◆ Directions for this task:
Copy out all of the entries exactly as they appear.
**********
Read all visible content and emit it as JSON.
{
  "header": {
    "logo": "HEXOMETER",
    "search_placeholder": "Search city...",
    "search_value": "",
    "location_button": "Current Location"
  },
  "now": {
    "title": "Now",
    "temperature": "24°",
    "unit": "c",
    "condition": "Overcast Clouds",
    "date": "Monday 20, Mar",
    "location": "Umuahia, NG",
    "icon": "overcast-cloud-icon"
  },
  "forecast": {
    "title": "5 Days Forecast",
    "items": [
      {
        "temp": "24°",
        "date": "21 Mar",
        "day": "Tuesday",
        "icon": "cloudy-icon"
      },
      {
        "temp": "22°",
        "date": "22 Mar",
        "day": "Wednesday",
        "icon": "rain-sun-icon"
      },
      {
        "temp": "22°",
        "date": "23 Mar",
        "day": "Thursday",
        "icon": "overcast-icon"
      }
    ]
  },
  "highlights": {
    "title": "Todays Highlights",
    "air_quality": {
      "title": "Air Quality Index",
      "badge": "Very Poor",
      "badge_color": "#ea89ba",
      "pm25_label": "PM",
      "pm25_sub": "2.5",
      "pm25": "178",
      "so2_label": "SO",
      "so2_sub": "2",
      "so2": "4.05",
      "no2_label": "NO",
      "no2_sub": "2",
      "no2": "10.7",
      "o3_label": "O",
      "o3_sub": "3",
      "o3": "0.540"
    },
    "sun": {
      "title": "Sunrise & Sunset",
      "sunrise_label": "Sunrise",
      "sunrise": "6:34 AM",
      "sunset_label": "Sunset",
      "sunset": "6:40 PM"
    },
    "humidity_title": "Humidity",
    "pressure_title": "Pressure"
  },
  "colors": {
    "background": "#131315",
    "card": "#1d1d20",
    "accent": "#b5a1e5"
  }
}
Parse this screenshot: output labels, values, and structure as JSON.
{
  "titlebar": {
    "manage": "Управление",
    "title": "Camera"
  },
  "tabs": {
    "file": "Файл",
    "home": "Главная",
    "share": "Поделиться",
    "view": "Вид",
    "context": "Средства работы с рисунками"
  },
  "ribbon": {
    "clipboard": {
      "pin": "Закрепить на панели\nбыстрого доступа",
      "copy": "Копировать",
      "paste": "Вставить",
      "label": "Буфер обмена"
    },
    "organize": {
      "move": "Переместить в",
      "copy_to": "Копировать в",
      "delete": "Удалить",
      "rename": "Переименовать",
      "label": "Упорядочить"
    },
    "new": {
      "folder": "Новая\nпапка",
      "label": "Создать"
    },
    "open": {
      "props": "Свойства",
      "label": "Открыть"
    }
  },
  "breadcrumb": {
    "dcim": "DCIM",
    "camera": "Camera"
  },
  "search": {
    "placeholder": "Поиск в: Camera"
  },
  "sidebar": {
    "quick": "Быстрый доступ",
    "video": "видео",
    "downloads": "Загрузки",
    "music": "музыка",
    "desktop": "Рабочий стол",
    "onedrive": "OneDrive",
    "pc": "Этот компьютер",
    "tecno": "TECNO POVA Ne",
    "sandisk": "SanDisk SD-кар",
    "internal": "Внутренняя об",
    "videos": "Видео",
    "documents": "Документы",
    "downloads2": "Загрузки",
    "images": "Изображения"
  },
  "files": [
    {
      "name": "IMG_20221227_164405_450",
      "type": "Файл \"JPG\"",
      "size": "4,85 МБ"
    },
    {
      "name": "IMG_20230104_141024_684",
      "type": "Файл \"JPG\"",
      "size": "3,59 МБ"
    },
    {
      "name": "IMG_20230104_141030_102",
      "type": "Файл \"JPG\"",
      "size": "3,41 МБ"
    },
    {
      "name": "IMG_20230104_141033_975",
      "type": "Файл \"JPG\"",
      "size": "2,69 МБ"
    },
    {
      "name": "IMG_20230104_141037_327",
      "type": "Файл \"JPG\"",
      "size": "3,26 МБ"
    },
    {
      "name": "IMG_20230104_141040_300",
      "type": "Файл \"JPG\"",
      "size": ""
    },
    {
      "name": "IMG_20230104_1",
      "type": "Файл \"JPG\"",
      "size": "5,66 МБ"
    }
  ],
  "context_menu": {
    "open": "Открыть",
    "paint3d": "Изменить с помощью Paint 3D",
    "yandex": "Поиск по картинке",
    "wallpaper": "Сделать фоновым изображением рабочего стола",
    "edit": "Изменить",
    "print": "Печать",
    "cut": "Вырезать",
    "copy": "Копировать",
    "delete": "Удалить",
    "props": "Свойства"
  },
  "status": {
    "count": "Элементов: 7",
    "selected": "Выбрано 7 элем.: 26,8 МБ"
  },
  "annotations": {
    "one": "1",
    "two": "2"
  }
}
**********
◆ Reply:
Read all visible content and emit it as JSON.
{
  "header": {
    "logo": "HEXOMETER",
    "search_placeholder": "Search city...",
    "search_value": "",
    "location_button": "Current Location"
  },
  "now": {
    "title": "Now",
    "temperature": "24°",
    "unit": "c",
    "condition": "Overcast Clouds",
    "date": "Monday 20, Mar",
    "location": "Umuahia, NG",
    "icon": "overcast-cloud-icon"
  },
  "forecast": {
    "title": "5 Days Forecast",
    "items": [
      {
        "temp": "24°",
        "date": "21 Mar",
        "day": "Tuesday",
        "icon": "cloudy-icon"
      },
      {
        "temp": "22°",
        "date": "22 Mar",
        "day": "Wednesday",
        "icon": "rain-sun-icon"
      },
      {
        "temp": "22°",
        "date": "23 Mar",
        "day": "Thursday",
        "icon": "overcast-icon"
      }
    ]
  },
  "highlights": {
    "title": "Todays Highlights",
    "air_quality": {
      "title": "Air Quality Index",
      "badge": "Very Poor",
      "badge_color": "#ea89ba",
      "pm25_label": "PM",
      "pm25_sub": "2.5",
      "pm25": "178",
      "so2_label": "SO",
      "so2_sub": "2",
      "so2": "4.05",
      "no2_label": "NO",
      "no2_sub": "2",
      "no2": "10.7",
      "o3_label": "O",
      "o3_sub": "3",
      "o3": "0.540"
    },
    "sun": {
      "title": "Sunrise & Sunset",
      "sunrise_label": "Sunrise",
      "sunrise": "6:34 AM",
      "sunset_label": "Sunset",
      "sunset": "6:40 PM"
    },
    "humidity_title": "Humidity",
    "pressure_title": "Pressure"
  },
  "colors": {
    "background": "#131315",
    "card": "#1d1d20",
    "accent": "#b5a1e5"
  }
}
Parse this screenshot: output labels, values, and structure as JSON.
{
  "titlebar": {
    "manage": "Управление",
    "title": "Camera"
  },
  "tabs": {
    "file": "Файл",
    "home": "Главная",
    "share": "Поделиться",
    "view": "Вид",
    "context": "Средства работы с рисунками"
  },
  "ribbon": {
    "clipboard": {
      "pin": "Закрепить на панели\nбыстрого доступа",
      "copy": "Копировать",
      "paste": "Вставить",
      "label": "Буфер обмена"
    },
    "organize": {
      "move": "Переместить в",
      "copy_to": "Копировать в",
      "delete": "Удалить",
      "rename": "Переименовать",
      "label": "Упорядочить"
    },
    "new": {
      "folder": "Новая\nпапка",
      "label": "Создать"
    },
    "open": {
      "props": "Свойства",
      "label": "Открыть"
    }
  },
  "breadcrumb": {
    "dcim": "DCIM",
    "camera": "Camera"
  },
  "search": {
    "placeholder": "Поиск в: Camera"
  },
  "sidebar": {
    "quick": "Быстрый доступ",
    "video": "видео",
    "downloads": "Загрузки",
    "music": "музыка",
    "desktop": "Рабочий стол",
    "onedrive": "OneDrive",
    "pc": "Этот компьютер",
    "tecno": "TECNO POVA Ne",
    "sandisk": "SanDisk SD-кар",
    "internal": "Внутренняя об",
    "videos": "Видео",
    "documents": "Документы",
    "downloads2": "Загрузки",
    "images": "Изображения"
  },
  "files": [
    {
      "name": "IMG_20221227_164405_450",
      "type": "Файл \"JPG\"",
      "size": "4,85 МБ"
    },
    {
      "name": "IMG_20230104_141024_684",
      "type": "Файл \"JPG\"",
      "size": "3,59 МБ"
    },
    {
      "name": "IMG_20230104_141030_102",
      "type": "Файл \"JPG\"",
      "size": "3,41 МБ"
    },
    {
      "name": "IMG_20230104_141033_975",
      "type": "Файл \"JPG\"",
      "size": "2,69 МБ"
    },
    {
      "name": "IMG_20230104_141037_327",
      "type": "Файл \"JPG\"",
      "size": "3,26 МБ"
    },
    {
      "name": "IMG_20230104_141040_300",
      "type": "Файл \"JPG\"",
      "size": ""
    },
    {
      "name": "IMG_20230104_1",
      "type": "Файл \"JPG\"",
      "size": "5,66 МБ"
    }
  ],
  "context_menu": {
    "open": "Открыть",
    "paint3d": "Изменить с помощью Paint 3D",
    "yandex": "Поиск по картинке",
    "wallpaper": "Сделать фоновым изображением рабочего стола",
    "edit": "Изменить",
    "print": "Печать",
    "cut": "Вырезать",
    "copy": "Копировать",
    "delete": "Удалить",
    "props": "Свойства"
  },
  "status": {
    "count": "Элементов: 7",
    "selected": "Выбрано 7 элем.: 26,8 МБ"
  },
  "annotations": {
    "one": "1",
    "two": "2"
  }
}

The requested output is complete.